Why is it carried out?
A patient with joint dysfunction may be eligible for a shoulder replacement. This is often the consequence of avascular necrosis, rotator cuff tear arthropathy, osteoarthritis, rheumatoid arthritis, or (very infrequently) for people who have received a severe fracture due to a fall or other kind of trauma. In most cases, the first focus is placed on exploring other potential treatment methods, such as medicine and physical therapy.
Reconstructive surgeries for the shoulders
Your doctor may recommend shoulder replacement if you have sustained certain types of joint injury, including the following types of damage to joints:
- Surgically-guided total shoulder arthroplasty: The ball and the socket are both subjected to replacement. The implants have a shape analogous to the bone’s natural form.
- Reverse shoulder complete replacement: In this procedure, the ball and the socket are replaced, but the implants are done in the opposite order. The shoulder blade is the attachment point for the ball, while the upper arm bone is the attachment point for the socket. This treatment method is often recommended if the rotator cuff has suffered an extensive injury.
- Partially replaced shoulder: The only part of the joint that is changed is the head, often known as the ball. When just the ball side of the joint is injured, it may be suggested to go this route.
What do you need to be anticipating?
Before beginning the process
Be sure to follow your surgeon’s instructions on how to take care of yourself the day before and the day of surgery, including how to bathe, eat, and take any medications.
The possible risks and problems of shoulder joint replacement will be discussed with you by your orthopaedic surgeon. These risks and complications will include those directly connected to the shoulder replacement surgery and those that may develop in the future after the operation.
If difficulties arise, the majority can be effectively treated.
While carrying out the operation
You’ll discuss the method for sedating you before the operation. Patients get both general anaesthetic and a nerve block. You’ll fall asleep throughout the procedure. Your shoulder will go numb due to the nerve block, allowing pain management to continue even after you come from the general anaesthetic.
After completion of the operation
Following surgery, you need to spend some time in the recovery area. The patient will have an X-ray examination. If instructed otherwise, you should refrain from moving your shoulder.
How exactly does one get a shoulder replacement?

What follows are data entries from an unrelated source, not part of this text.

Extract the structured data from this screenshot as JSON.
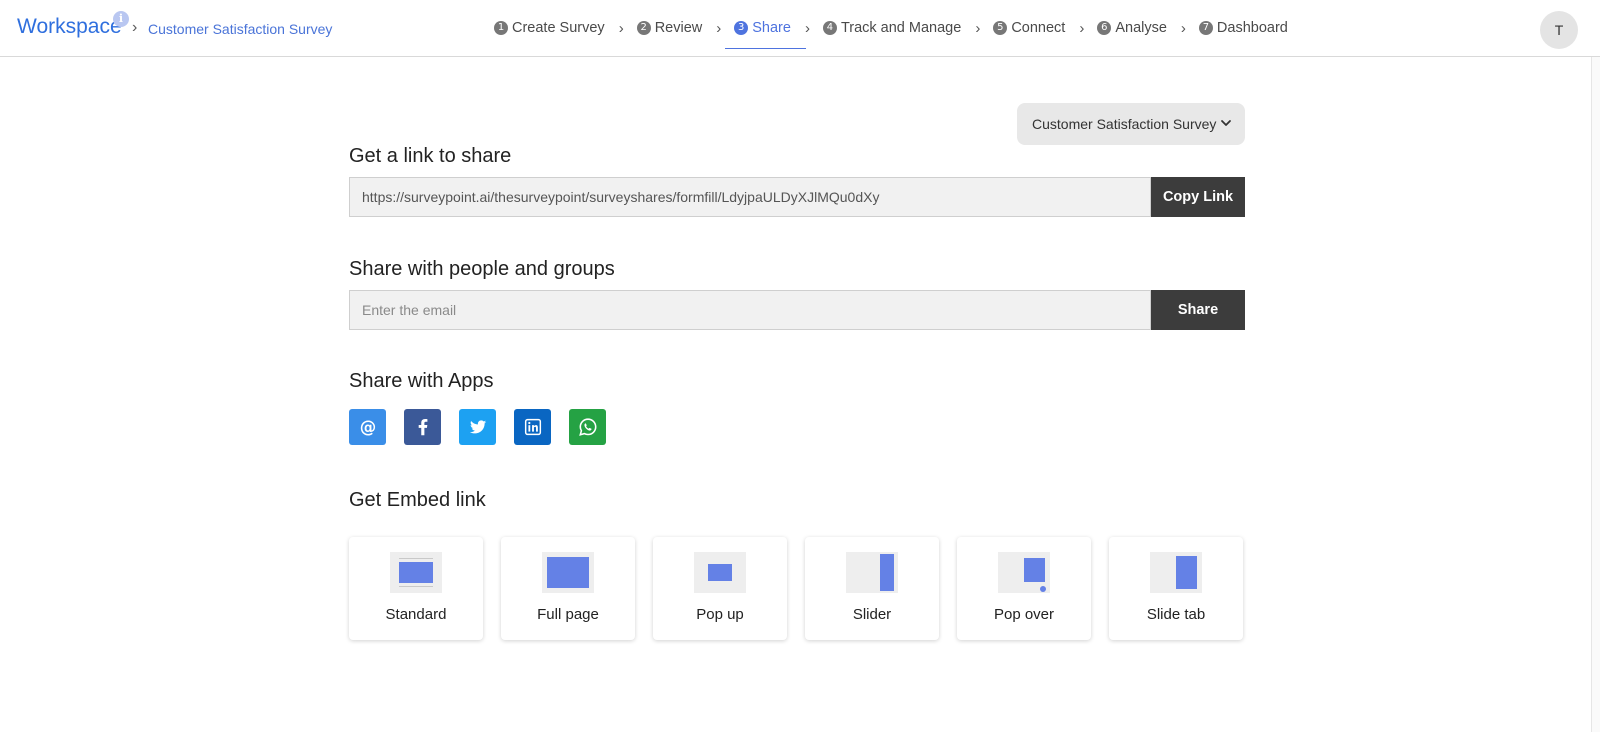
{
  "header": {
    "brand": "Workspace",
    "info_icon": "i",
    "breadcrumb_sep": "›",
    "survey_name": "Customer Satisfaction Survey",
    "steps": [
      {
        "num": "1",
        "label": "Create Survey"
      },
      {
        "num": "2",
        "label": "Review"
      },
      {
        "num": "3",
        "label": "Share"
      },
      {
        "num": "4",
        "label": "Track and Manage"
      },
      {
        "num": "5",
        "label": "Connect"
      },
      {
        "num": "6",
        "label": "Analyse"
      },
      {
        "num": "7",
        "label": "Dashboard"
      }
    ],
    "step_sep": "›",
    "active_step": "Share",
    "avatar_initial": "T"
  },
  "survey_selector": {
    "selected": "Customer Satisfaction Survey"
  },
  "link_section": {
    "title": "Get a link to share",
    "url": "https://surveypoint.ai/thesurveypoint/surveyshares/formfill/LdyjpaULDyXJlMQu0dXy",
    "button": "Copy Link"
  },
  "people_section": {
    "title": "Share with people and groups",
    "placeholder": "Enter the email",
    "button": "Share"
  },
  "apps_section": {
    "title": "Share with Apps",
    "apps": [
      {
        "icon": "email-icon",
        "color": "#3a8ee8"
      },
      {
        "icon": "facebook-icon",
        "color": "#3b5998"
      },
      {
        "icon": "twitter-icon",
        "color": "#1da1f2"
      },
      {
        "icon": "linkedin-icon",
        "color": "#0a66c2"
      },
      {
        "icon": "whatsapp-icon",
        "color": "#25a244"
      }
    ]
  },
  "embed_section": {
    "title": "Get Embed link",
    "options": [
      {
        "label": "Standard"
      },
      {
        "label": "Full page"
      },
      {
        "label": "Pop up"
      },
      {
        "label": "Slider"
      },
      {
        "label": "Pop over"
      },
      {
        "label": "Slide tab"
      }
    ]
  },
  "colors": {
    "accent": "#4e73df",
    "brand": "#2f6fde",
    "dark_button": "#3c3c3c",
    "embed_block": "#6481e6"
  }
}
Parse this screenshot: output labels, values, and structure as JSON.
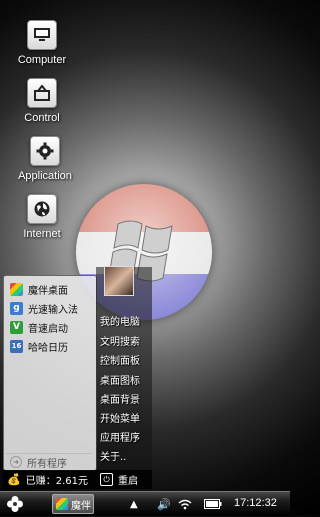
{
  "desktop": {
    "icons": [
      {
        "label": "Computer"
      },
      {
        "label": "Control"
      },
      {
        "label": "Application"
      },
      {
        "label": "Internet"
      }
    ]
  },
  "start_menu": {
    "apps": [
      {
        "label": "魔伴桌面"
      },
      {
        "label": "光速输入法"
      },
      {
        "label": "音速启动"
      },
      {
        "label": "哈哈日历"
      }
    ],
    "all_programs": "所有程序",
    "right_items": [
      "我的电脑",
      "文明搜索",
      "控制面板",
      "桌面图标",
      "桌面背景",
      "开始菜单",
      "应用程序",
      "关于.."
    ],
    "earned": "已赚：2.61元",
    "restart": "重启"
  },
  "taskbar": {
    "task_label": "魔伴",
    "clock": "17:12:32"
  }
}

During a conventional shoulder replacement procedure, the damaged humeral head is removed, and a metal ball is implanted in its place. At the same time, a cup made of smooth plastic is inserted into the glenoid cavity, which serves as the joint socket.
Instead of the more conventional metal-on-metal implant procedure, this metal-on-plastic implant method is used in almost all shoulder replacement surgeries in the modern era. Some patients, such as those who have sustained significant fractures to the humeral head of the shoulder, may be candidates for a partial shoulder replacement, also known as hemi replacement. Simply changing out the ball component is required to complete this procedure.
The length of recovery differs from person to person and is determined by the procedure. Following surgery, you should use your arm for waist-level or below task. You can slowly dress up and eat during the first week. Take your time and drive carefully.
Joint replacement surgery is a process that is both safe and successful in relieving pain and assisting patients in returning to their normal activities.
Continuous attempts to design and create novel shoulder replacements that are superior to those now available can be carried out using less intrusive surgical procedures.
In addition, researchers are gathering information to establish which individuals are the most suitable candidates for each of the several types of shoulder replacement surgery.